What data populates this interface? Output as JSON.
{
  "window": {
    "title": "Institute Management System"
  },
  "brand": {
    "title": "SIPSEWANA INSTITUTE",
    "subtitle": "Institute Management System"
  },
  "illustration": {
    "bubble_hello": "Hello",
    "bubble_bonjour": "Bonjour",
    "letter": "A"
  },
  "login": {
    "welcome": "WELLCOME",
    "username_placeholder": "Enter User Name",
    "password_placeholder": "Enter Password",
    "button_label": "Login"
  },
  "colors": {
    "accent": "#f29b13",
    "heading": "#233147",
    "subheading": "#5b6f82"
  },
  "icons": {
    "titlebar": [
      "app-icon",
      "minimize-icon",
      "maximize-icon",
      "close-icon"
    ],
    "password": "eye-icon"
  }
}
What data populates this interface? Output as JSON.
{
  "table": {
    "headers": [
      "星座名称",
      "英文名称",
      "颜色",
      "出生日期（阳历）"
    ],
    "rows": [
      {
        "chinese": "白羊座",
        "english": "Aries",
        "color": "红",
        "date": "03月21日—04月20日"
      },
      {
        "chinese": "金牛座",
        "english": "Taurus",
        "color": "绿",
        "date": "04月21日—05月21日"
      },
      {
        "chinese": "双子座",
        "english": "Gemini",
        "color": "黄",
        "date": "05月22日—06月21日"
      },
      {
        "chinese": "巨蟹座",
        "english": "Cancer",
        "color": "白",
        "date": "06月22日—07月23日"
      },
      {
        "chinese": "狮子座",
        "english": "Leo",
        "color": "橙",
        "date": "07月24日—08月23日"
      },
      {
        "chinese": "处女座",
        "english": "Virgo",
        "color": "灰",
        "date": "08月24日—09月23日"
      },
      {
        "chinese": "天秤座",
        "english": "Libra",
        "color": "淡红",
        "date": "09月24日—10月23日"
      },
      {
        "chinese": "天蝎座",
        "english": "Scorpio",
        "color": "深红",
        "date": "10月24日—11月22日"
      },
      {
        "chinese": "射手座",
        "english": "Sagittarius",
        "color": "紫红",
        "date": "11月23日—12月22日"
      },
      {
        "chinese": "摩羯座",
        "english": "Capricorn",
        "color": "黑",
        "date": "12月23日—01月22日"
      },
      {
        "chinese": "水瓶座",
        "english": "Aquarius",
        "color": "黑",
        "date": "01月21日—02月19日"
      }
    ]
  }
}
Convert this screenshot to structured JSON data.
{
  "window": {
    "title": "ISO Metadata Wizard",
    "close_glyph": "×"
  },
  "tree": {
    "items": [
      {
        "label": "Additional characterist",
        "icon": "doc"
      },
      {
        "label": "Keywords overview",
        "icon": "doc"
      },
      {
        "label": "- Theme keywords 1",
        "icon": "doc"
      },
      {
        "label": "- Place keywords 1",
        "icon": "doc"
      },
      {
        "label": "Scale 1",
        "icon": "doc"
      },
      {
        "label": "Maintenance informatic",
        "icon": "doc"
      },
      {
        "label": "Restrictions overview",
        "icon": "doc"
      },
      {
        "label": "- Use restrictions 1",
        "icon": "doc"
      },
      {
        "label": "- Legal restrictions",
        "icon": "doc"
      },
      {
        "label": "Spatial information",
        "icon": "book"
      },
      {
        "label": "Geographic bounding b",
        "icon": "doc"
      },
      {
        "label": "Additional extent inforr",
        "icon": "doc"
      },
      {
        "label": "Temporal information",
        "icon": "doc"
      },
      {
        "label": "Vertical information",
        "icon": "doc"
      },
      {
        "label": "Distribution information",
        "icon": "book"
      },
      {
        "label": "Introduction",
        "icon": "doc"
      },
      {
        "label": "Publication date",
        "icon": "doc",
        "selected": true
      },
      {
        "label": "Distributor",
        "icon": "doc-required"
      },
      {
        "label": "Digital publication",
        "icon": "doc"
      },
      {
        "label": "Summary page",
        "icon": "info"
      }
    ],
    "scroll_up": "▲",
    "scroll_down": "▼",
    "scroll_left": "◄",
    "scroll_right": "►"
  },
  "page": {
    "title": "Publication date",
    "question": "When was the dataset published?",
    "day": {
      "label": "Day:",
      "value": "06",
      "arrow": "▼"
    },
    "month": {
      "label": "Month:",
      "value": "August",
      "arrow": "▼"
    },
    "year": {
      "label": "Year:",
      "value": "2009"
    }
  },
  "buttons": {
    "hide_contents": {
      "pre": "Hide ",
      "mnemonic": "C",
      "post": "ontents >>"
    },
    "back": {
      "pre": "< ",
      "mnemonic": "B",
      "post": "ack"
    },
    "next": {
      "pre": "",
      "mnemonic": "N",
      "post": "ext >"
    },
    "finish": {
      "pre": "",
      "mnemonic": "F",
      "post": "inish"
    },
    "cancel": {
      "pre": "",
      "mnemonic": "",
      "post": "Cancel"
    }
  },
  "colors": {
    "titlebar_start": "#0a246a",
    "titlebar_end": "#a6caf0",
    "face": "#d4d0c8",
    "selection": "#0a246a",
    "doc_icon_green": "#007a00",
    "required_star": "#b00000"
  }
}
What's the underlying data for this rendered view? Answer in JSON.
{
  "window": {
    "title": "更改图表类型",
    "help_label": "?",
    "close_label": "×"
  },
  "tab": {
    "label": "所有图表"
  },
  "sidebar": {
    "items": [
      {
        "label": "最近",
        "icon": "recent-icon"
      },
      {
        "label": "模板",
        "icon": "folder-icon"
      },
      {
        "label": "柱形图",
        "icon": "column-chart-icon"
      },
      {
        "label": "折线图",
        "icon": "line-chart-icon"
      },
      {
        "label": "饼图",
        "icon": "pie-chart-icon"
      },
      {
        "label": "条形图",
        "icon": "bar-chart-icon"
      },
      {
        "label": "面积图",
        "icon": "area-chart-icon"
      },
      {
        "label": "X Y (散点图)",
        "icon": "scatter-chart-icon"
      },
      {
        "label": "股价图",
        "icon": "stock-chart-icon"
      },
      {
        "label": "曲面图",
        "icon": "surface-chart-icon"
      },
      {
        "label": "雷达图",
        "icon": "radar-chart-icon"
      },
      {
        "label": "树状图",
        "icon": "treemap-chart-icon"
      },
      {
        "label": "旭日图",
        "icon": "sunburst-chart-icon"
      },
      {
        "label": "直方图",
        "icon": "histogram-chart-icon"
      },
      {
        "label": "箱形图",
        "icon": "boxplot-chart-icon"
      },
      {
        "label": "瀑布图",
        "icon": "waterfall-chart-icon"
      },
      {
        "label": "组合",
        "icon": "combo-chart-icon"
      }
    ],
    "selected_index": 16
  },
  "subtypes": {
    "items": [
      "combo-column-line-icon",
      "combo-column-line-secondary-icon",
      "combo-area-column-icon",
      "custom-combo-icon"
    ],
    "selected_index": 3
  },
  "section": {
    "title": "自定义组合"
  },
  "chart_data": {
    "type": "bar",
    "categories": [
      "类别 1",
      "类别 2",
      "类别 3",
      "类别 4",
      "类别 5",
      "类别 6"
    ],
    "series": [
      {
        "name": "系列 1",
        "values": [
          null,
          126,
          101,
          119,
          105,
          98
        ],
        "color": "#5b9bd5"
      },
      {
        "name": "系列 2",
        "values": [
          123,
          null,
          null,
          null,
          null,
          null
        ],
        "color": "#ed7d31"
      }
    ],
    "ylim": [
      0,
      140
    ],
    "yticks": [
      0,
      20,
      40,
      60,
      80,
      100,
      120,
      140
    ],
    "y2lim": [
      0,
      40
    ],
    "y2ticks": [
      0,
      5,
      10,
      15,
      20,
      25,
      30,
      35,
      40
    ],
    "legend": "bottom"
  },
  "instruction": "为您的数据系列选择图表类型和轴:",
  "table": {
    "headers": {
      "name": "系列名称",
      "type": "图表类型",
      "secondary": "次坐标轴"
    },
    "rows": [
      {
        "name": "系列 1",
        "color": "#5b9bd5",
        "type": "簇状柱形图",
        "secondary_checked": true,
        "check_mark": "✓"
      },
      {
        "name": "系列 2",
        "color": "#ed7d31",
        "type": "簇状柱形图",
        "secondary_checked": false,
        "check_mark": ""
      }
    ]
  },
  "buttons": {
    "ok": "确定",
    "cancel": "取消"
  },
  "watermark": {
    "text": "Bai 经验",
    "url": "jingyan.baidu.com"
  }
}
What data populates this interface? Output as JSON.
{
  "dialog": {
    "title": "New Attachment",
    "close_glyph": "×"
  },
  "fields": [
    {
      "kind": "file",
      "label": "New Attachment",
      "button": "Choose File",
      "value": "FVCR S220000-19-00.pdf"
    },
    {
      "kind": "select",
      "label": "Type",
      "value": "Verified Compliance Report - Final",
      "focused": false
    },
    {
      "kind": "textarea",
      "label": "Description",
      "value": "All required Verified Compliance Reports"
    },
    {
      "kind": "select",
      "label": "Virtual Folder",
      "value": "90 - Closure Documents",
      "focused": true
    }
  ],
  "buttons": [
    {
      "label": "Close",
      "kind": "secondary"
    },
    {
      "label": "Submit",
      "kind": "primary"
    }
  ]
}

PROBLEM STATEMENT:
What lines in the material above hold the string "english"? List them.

TASK OUTPUT:
        "english": "Aries",
        "english": "Taurus",
        "english": "Gemini",
        "english": "Cancer",
        "english": "Leo",
        "english": "Virgo",
        "english": "Libra",
        "english": "Scorpio",
        "english": "Sagittarius",
        "english": "Capricorn",
        "english": "Aquarius",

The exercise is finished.